Sheril Kirshenbaum

Photo Credit: Chelsea Purgahn | Daily Texan Staff

An increasing number of Americans believe the current gasoline prices, which range from $1.93 to $3.29 per gallon nationally, are relatively reasonable, according to the UT Energy Poll released Wednesday. 

In September 2014, 90 percent of Americans believed gasoline prices were too high, but now that number has dropped to 66 percent.

“There’s been such a deep decline in the price,” said Sheril Kirshenbaum, director of the UT Energy Poll. “ I’m paying as much now to fill up my own car as I did in the late 1990s. I think a lot of people are noticing a big difference in how much it costs to travel.”

The sharp decline in oil prices this past year can be attributed to a lack of demand from consumers across the world, according to Carey King, assistant director of the UT Energy Institute.

“Oil production in North America has increased relatively quickly,” King said. “It has increased faster than the demand for gasoline. There’s more oil than people are prepared to consume.”

But people shouldn’t get used to these low prices, King said. 

“[These prices] will be around for six months to a year, at most,” King said.

However, high gas prices have their own set of advantages. Kirshenbaum said that when the price increases, the public usually takes a greater interest in energy conservation.

“When gas prices were very high, we saw a lot more concerns over what people were paying — maybe some more interest in the adoption of renewable technologies or driving hybrid cars,” Kirshenbaum said.

When gas prices decline, number of large vehicles purchased goes up, said Michelle Foss, chief energy economist for the Jackson School of Geosciences.

“When gasoline prices are lower, people tend to use more,” Foss said. “In our country, people have started buying SUVs and trucks again. If the cars people buy are more fuel efficient, which they are, then less gasoline will get used than before.”

The findings in the poll don’t have much significance, according to Foss, because any small price fluctuation in the oil industry has a considerable effect on the U.S.

“We have not had big changes,” Foss said. “Oil prices stabilized a bit. In the U.S., any change in oil price, high or low, gets translated directly to the pump. This is especially true in Texas.”

Americans below the age of 35 tend to support candidates running on an environmentally friendly platform, according to a new study from the UT Energy Poll. 

According to the poll, which was conducted in early September, 65 percent or more of young Americans would vote for a candidate who supports reducing gas emissions and coal use, increasing science and research funding and expanding financial incentives for renewable energy. In contrast, 50 percent or less of Americans above the age of 65 would vote for a candidate supporting these issues.

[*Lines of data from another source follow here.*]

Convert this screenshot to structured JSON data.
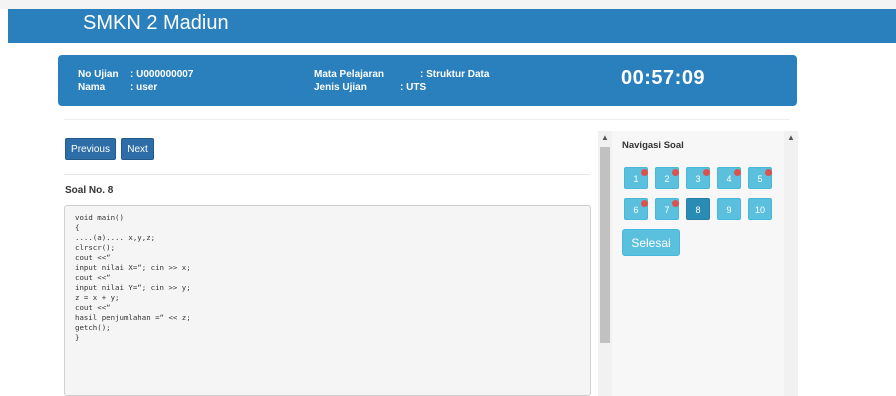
{
  "header": {
    "school": "SMKN 2 Madiun"
  },
  "exam_info": {
    "no_ujian_label": "No Ujian",
    "no_ujian_value": ": U000000007",
    "nama_label": "Nama",
    "nama_value": ": user",
    "mapel_label": "Mata Pelajaran",
    "mapel_value": ": Struktur Data",
    "jenis_label": "Jenis Ujian",
    "jenis_value": ": UTS",
    "timer": "00:57:09"
  },
  "controls": {
    "previous": "Previous",
    "next": "Next"
  },
  "question": {
    "title": "Soal No. 8",
    "code": "void main()\n{\n....(a).... x,y,z;\nclrscr();\ncout <<“\ninput nilai X=“; cin >> x;\ncout <<“\ninput nilai Y=“; cin >> y;\nz = x + y;\ncout <<“\nhasil penjumlahan =“ << z;\ngetch();\n}"
  },
  "navigation": {
    "title": "Navigasi Soal",
    "numbers": [
      {
        "label": "1",
        "answered": true
      },
      {
        "label": "2",
        "answered": true
      },
      {
        "label": "3",
        "answered": true
      },
      {
        "label": "4",
        "answered": true
      },
      {
        "label": "5",
        "answered": true
      },
      {
        "label": "6",
        "answered": true
      },
      {
        "label": "7",
        "answered": true
      },
      {
        "label": "8",
        "answered": false,
        "current": true
      },
      {
        "label": "9",
        "answered": false
      },
      {
        "label": "10",
        "answered": false
      }
    ],
    "finish": "Selesai"
  },
  "colors": {
    "primary": "#2a7fbd",
    "nav_button": "#5bc0de",
    "answered_dot": "#d9534f"
  }
}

The disparity in responses could reflect distinct priorities between older and younger generations, according to poll director Sheril Kirshenbaum. While older Americans tend to support federal spending in social security and the military, younger generations prefer federal money to go toward the environment and education, Kirshenbaum said.

“Younger Americans are more invested in the future,” Kirshenbaum said.

Despite more mainstream conversations about sustainability, Kirshenbaum said series of UT Energy Polls showed responses favoring more environmental policies tended to stay at the same levels. 

In regards to environmentally friendly legislation, Kirshenbaum said young Americans could shape the future of the nation if voter turnout among youth increases. According to the online poll, 87 percent of older Americans said they were likely to vote in contrast to 68 percent of young Americans who said they would vote.

“Do the millennials represent where the nation and the globe is headed? Are we going to cut carbon emissions and be more environmentally minded?” Kirshenbaum said. “Or is that not the case because older Americans are more likely to vote, and are they going to continue to set policy?” 

Kathie Tovo, Austin City Council member and candidate in the District 9 race, lists the environment, alongside affordability and transportation, as the city’s top issues heading into Tuesday’s election. 

“It’s inspiring to see so many students committed to ensuring that the future of their energy relies heavily on solar, wind and renewable sources,” Tovo said. “Also, there are certainly concerns about how the City is planning a sustainable future in regard to our use of water.”

Tovo said the poll reflected a long history of University students’ interest in Austin’s ecosystem, particularly in Barton Springs. 

“Austin is a beautiful place, and we’re really fortunate to have some really significant environmental features — Barton Springs being at the center of those,” Tovo said. “People understand that it came through strong advocacy, and we can’t take for granted that those wonderful features are going to be here for future generations.”